Task statement — An exact, complete copy of the entries is what is needed.

Extracted material —
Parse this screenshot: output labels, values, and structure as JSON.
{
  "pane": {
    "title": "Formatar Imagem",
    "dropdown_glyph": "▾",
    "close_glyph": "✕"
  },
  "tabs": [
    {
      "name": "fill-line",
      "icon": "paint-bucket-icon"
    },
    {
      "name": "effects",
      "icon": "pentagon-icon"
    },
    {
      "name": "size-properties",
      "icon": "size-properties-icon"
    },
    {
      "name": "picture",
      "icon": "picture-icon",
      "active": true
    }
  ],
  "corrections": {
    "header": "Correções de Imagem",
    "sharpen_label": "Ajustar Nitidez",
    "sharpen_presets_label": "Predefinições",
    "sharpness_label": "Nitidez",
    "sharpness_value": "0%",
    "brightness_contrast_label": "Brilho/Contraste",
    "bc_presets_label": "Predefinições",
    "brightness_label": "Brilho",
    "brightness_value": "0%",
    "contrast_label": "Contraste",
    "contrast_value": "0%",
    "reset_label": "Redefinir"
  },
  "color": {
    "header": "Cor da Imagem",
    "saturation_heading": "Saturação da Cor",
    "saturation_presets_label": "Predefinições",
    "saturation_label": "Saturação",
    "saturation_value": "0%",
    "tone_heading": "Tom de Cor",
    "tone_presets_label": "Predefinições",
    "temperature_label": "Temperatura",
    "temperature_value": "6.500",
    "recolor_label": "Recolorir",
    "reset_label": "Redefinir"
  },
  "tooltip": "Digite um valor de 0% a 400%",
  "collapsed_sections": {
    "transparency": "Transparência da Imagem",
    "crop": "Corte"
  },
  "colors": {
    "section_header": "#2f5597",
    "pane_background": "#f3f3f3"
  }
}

Answer below —
Parse this screenshot: output labels, values, and structure as JSON.
{
  "pane": {
    "title": "Formatar Imagem",
    "dropdown_glyph": "▾",
    "close_glyph": "✕"
  },
  "tabs": [
    {
      "name": "fill-line",
      "icon": "paint-bucket-icon"
    },
    {
      "name": "effects",
      "icon": "pentagon-icon"
    },
    {
      "name": "size-properties",
      "icon": "size-properties-icon"
    },
    {
      "name": "picture",
      "icon": "picture-icon",
      "active": true
    }
  ],
  "corrections": {
    "header": "Correções de Imagem",
    "sharpen_label": "Ajustar Nitidez",
    "sharpen_presets_label": "Predefinições",
    "sharpness_label": "Nitidez",
    "sharpness_value": "0%",
    "brightness_contrast_label": "Brilho/Contraste",
    "bc_presets_label": "Predefinições",
    "brightness_label": "Brilho",
    "brightness_value": "0%",
    "contrast_label": "Contraste",
    "contrast_value": "0%",
    "reset_label": "Redefinir"
  },
  "color": {
    "header": "Cor da Imagem",
    "saturation_heading": "Saturação da Cor",
    "saturation_presets_label": "Predefinições",
    "saturation_label": "Saturação",
    "saturation_value": "0%",
    "tone_heading": "Tom de Cor",
    "tone_presets_label": "Predefinições",
    "temperature_label": "Temperatura",
    "temperature_value": "6.500",
    "recolor_label": "Recolorir",
    "reset_label": "Redefinir"
  },
  "tooltip": "Digite um valor de 0% a 400%",
  "collapsed_sections": {
    "transparency": "Transparência da Imagem",
    "crop": "Corte"
  },
  "colors": {
    "section_header": "#2f5597",
    "pane_background": "#f3f3f3"
  }
}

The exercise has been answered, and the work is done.